**EXERCISE INSTRUCTIONS**
Nothing but the images should be left out when the entries are restated word for word.

───── AVAILABLE DATA ─────

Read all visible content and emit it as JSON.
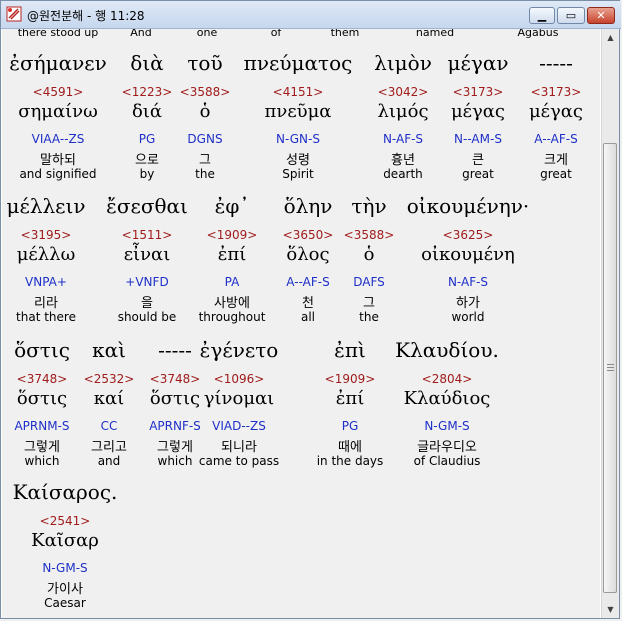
{
  "window": {
    "title": "@원전분해 - 행 11:28"
  },
  "prev_line": [
    "there stood up",
    "And",
    "one",
    "of",
    "them",
    "named",
    "Agabus"
  ],
  "lines": [
    {
      "words": [
        {
          "greek": "ἐσήμανεν",
          "strong": "<4591>",
          "lemma": "σημαίνω",
          "parse": "VIAA--ZS",
          "korean": "말하되",
          "english": "and signified"
        },
        {
          "greek": "διὰ",
          "strong": "<1223>",
          "lemma": "διά",
          "parse": "PG",
          "korean": "으로",
          "english": "by"
        },
        {
          "greek": "τοῦ",
          "strong": "<3588>",
          "lemma": "ὁ",
          "parse": "DGNS",
          "korean": "그",
          "english": "the"
        },
        {
          "greek": "πνεύματος",
          "strong": "<4151>",
          "lemma": "πνεῦμα",
          "parse": "N-GN-S",
          "korean": "성령",
          "english": "Spirit"
        },
        {
          "greek": "λιμὸν",
          "strong": "<3042>",
          "lemma": "λιμός",
          "parse": "N-AF-S",
          "korean": "흉년",
          "english": "dearth"
        },
        {
          "greek": "μέγαν",
          "strong": "<3173>",
          "lemma": "μέγας",
          "parse": "N--AM-S",
          "korean": "큰",
          "english": "great"
        },
        {
          "greek": "-----",
          "strong": "<3173>",
          "lemma": "μέγας",
          "parse": "A--AF-S",
          "korean": "크게",
          "english": "great"
        }
      ]
    },
    {
      "words": [
        {
          "greek": "μέλλειν",
          "strong": "<3195>",
          "lemma": "μέλλω",
          "parse": "VNPA+",
          "korean": "리라",
          "english": "that there"
        },
        {
          "greek": "ἔσεσθαι",
          "strong": "<1511>",
          "lemma": "εἶναι",
          "parse": "+VNFD",
          "korean": "을",
          "english": "should be"
        },
        {
          "greek": "ἐφ᾽",
          "strong": "<1909>",
          "lemma": "ἐπί",
          "parse": "PA",
          "korean": "사방에",
          "english": "throughout"
        },
        {
          "greek": "ὅλην",
          "strong": "<3650>",
          "lemma": "ὅλος",
          "parse": "A--AF-S",
          "korean": "천",
          "english": "all"
        },
        {
          "greek": "τὴν",
          "strong": "<3588>",
          "lemma": "ὁ",
          "parse": "DAFS",
          "korean": "그",
          "english": "the"
        },
        {
          "greek": "οἰκουμένην·",
          "strong": "<3625>",
          "lemma": "οἰκουμένη",
          "parse": "N-AF-S",
          "korean": "하가",
          "english": "world"
        }
      ]
    },
    {
      "words": [
        {
          "greek": "ὅστις",
          "strong": "<3748>",
          "lemma": "ὅστις",
          "parse": "APRNM-S",
          "korean": "그렇게",
          "english": "which"
        },
        {
          "greek": "καὶ",
          "strong": "<2532>",
          "lemma": "καί",
          "parse": "CC",
          "korean": "그리고",
          "english": "and"
        },
        {
          "greek": "-----",
          "strong": "<3748>",
          "lemma": "ὅστις",
          "parse": "APRNF-S",
          "korean": "그렇게",
          "english": "which"
        },
        {
          "greek": "ἐγένετο",
          "strong": "<1096>",
          "lemma": "γίνομαι",
          "parse": "VIAD--ZS",
          "korean": "되니라",
          "english": "came to pass"
        },
        {
          "greek": "ἐπὶ",
          "strong": "<1909>",
          "lemma": "ἐπί",
          "parse": "PG",
          "korean": "때에",
          "english": "in the days"
        },
        {
          "greek": "Κλαυδίου.",
          "strong": "<2804>",
          "lemma": "Κλαύδιος",
          "parse": "N-GM-S",
          "korean": "글라우디오",
          "english": "of Claudius"
        }
      ]
    },
    {
      "words": [
        {
          "greek": "Καίσαρος.",
          "strong": "<2541>",
          "lemma": "Καῖσαρ",
          "parse": "N-GM-S",
          "korean": "가이사",
          "english": "Caesar"
        }
      ]
    }
  ]
}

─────

**RESULT FOR THIS TASK**
Read all visible content and emit it as JSON.
{
  "window": {
    "title": "@원전분해 - 행 11:28"
  },
  "prev_line": [
    "there stood up",
    "And",
    "one",
    "of",
    "them",
    "named",
    "Agabus"
  ],
  "lines": [
    {
      "words": [
        {
          "greek": "ἐσήμανεν",
          "strong": "<4591>",
          "lemma": "σημαίνω",
          "parse": "VIAA--ZS",
          "korean": "말하되",
          "english": "and signified"
        },
        {
          "greek": "διὰ",
          "strong": "<1223>",
          "lemma": "διά",
          "parse": "PG",
          "korean": "으로",
          "english": "by"
        },
        {
          "greek": "τοῦ",
          "strong": "<3588>",
          "lemma": "ὁ",
          "parse": "DGNS",
          "korean": "그",
          "english": "the"
        },
        {
          "greek": "πνεύματος",
          "strong": "<4151>",
          "lemma": "πνεῦμα",
          "parse": "N-GN-S",
          "korean": "성령",
          "english": "Spirit"
        },
        {
          "greek": "λιμὸν",
          "strong": "<3042>",
          "lemma": "λιμός",
          "parse": "N-AF-S",
          "korean": "흉년",
          "english": "dearth"
        },
        {
          "greek": "μέγαν",
          "strong": "<3173>",
          "lemma": "μέγας",
          "parse": "N--AM-S",
          "korean": "큰",
          "english": "great"
        },
        {
          "greek": "-----",
          "strong": "<3173>",
          "lemma": "μέγας",
          "parse": "A--AF-S",
          "korean": "크게",
          "english": "great"
        }
      ]
    },
    {
      "words": [
        {
          "greek": "μέλλειν",
          "strong": "<3195>",
          "lemma": "μέλλω",
          "parse": "VNPA+",
          "korean": "리라",
          "english": "that there"
        },
        {
          "greek": "ἔσεσθαι",
          "strong": "<1511>",
          "lemma": "εἶναι",
          "parse": "+VNFD",
          "korean": "을",
          "english": "should be"
        },
        {
          "greek": "ἐφ᾽",
          "strong": "<1909>",
          "lemma": "ἐπί",
          "parse": "PA",
          "korean": "사방에",
          "english": "throughout"
        },
        {
          "greek": "ὅλην",
          "strong": "<3650>",
          "lemma": "ὅλος",
          "parse": "A--AF-S",
          "korean": "천",
          "english": "all"
        },
        {
          "greek": "τὴν",
          "strong": "<3588>",
          "lemma": "ὁ",
          "parse": "DAFS",
          "korean": "그",
          "english": "the"
        },
        {
          "greek": "οἰκουμένην·",
          "strong": "<3625>",
          "lemma": "οἰκουμένη",
          "parse": "N-AF-S",
          "korean": "하가",
          "english": "world"
        }
      ]
    },
    {
      "words": [
        {
          "greek": "ὅστις",
          "strong": "<3748>",
          "lemma": "ὅστις",
          "parse": "APRNM-S",
          "korean": "그렇게",
          "english": "which"
        },
        {
          "greek": "καὶ",
          "strong": "<2532>",
          "lemma": "καί",
          "parse": "CC",
          "korean": "그리고",
          "english": "and"
        },
        {
          "greek": "-----",
          "strong": "<3748>",
          "lemma": "ὅστις",
          "parse": "APRNF-S",
          "korean": "그렇게",
          "english": "which"
        },
        {
          "greek": "ἐγένετο",
          "strong": "<1096>",
          "lemma": "γίνομαι",
          "parse": "VIAD--ZS",
          "korean": "되니라",
          "english": "came to pass"
        },
        {
          "greek": "ἐπὶ",
          "strong": "<1909>",
          "lemma": "ἐπί",
          "parse": "PG",
          "korean": "때에",
          "english": "in the days"
        },
        {
          "greek": "Κλαυδίου.",
          "strong": "<2804>",
          "lemma": "Κλαύδιος",
          "parse": "N-GM-S",
          "korean": "글라우디오",
          "english": "of Claudius"
        }
      ]
    },
    {
      "words": [
        {
          "greek": "Καίσαρος.",
          "strong": "<2541>",
          "lemma": "Καῖσαρ",
          "parse": "N-GM-S",
          "korean": "가이사",
          "english": "Caesar"
        }
      ]
    }
  ]
}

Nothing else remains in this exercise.